The first thing I would do is to ask the committee chair what are my rights and responsibilities as an advisory member. In short, what is it expected from me. I guess I would be expected to ask questions but I will not participate on the final decision of the defence.
Participation in a PhD defence committee seems to me as a good opportunity to learn critical thinking about research. The thinking every researcher should apply on his/her own work. Therefore, as a preparation I would recommend:
(as you mentioned) Carefully read the dissertation and
- if you find something which is not clear to you even after several readings, ask about it
- look at some of the references you find interesting and try to ask yourself: "Is this reference appropriate here? Why?"
- in case some formulas or computations are present, you can try to reach the same result as the PhD candidate
- if you are interested in methodology you can ask the
candidate why he/she used that particular method
to do more, you can try to find another works on the same topic, read them and compare them with the dissertation as it is always good for discussion to have more information about the topic
In case of public PhD defence, the audience can be very broad from family members who do not know what is the research about to an expert from another department who came to rise his/her ego by asking non-answerable questions. Here, the question depends on the person who is asking. No background knowledge is expected here and one should not feel restricted by the circumstances.

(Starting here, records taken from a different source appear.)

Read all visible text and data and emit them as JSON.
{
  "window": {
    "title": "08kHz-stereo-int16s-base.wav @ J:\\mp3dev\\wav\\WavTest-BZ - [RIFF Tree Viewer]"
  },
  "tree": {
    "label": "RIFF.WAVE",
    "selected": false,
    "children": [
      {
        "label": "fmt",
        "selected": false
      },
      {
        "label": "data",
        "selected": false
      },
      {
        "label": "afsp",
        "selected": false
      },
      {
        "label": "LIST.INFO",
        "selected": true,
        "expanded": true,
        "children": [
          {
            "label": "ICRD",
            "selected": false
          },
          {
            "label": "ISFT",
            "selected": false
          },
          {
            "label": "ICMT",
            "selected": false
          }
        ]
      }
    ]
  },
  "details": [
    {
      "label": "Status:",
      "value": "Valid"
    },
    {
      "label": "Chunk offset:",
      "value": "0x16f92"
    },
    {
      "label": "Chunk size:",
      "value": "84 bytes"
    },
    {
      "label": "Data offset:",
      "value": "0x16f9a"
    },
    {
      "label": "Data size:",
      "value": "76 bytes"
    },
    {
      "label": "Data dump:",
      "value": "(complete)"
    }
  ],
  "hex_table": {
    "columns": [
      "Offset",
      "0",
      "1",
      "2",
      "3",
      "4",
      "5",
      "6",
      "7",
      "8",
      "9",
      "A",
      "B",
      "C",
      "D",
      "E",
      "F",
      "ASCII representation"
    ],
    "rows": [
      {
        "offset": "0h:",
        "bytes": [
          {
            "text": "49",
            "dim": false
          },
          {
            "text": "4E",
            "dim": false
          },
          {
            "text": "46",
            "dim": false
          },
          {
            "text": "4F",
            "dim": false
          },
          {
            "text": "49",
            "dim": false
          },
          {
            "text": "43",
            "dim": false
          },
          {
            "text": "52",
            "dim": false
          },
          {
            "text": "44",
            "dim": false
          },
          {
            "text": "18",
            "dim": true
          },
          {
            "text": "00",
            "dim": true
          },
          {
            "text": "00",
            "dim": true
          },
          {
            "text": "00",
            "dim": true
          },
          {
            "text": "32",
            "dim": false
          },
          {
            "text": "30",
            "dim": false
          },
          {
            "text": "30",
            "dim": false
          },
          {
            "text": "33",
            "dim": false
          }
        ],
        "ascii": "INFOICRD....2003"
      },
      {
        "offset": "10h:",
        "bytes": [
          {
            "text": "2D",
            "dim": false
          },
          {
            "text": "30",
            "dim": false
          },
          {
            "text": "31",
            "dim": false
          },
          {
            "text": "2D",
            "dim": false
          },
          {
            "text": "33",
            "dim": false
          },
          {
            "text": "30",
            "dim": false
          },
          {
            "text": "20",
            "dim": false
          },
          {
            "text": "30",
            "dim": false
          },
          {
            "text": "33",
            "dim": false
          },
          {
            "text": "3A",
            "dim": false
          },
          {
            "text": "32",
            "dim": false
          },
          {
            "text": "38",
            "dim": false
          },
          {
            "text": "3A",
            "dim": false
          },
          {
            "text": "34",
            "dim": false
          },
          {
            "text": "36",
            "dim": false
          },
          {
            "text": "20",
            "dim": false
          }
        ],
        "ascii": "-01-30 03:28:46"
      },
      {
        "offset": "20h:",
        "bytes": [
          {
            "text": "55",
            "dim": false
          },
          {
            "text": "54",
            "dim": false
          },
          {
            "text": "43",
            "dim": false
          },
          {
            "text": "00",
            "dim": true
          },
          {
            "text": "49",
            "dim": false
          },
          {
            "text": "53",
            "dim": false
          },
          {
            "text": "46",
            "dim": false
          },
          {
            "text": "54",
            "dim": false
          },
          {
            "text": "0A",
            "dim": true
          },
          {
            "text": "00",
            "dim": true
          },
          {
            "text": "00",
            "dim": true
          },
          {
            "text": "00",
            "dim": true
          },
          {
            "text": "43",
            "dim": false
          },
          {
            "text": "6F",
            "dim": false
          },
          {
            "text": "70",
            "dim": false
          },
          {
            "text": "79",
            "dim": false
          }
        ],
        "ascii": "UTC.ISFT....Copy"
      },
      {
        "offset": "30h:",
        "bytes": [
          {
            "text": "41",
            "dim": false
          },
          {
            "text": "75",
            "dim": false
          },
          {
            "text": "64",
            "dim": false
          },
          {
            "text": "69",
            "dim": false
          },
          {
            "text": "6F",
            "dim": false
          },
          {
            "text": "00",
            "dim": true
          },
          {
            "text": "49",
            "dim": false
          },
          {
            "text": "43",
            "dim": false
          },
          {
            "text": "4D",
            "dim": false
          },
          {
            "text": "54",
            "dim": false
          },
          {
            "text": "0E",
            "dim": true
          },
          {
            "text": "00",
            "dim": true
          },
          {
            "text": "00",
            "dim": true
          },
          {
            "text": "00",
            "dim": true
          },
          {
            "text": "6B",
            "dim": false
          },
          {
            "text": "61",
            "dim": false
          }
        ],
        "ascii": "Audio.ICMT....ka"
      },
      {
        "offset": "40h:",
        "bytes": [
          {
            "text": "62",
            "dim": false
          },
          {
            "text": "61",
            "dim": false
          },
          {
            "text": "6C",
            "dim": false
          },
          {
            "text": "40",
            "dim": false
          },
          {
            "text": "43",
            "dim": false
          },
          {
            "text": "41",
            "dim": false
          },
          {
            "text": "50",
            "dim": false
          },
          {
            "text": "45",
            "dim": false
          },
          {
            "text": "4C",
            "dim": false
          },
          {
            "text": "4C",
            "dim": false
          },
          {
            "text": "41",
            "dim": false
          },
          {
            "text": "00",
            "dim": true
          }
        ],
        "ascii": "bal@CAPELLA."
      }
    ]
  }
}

My personal opinion is that one can ask really about anything as far as his/her intentions are good. If the question is irrelevant the PhD candidate or one of the committee should kindly explain why.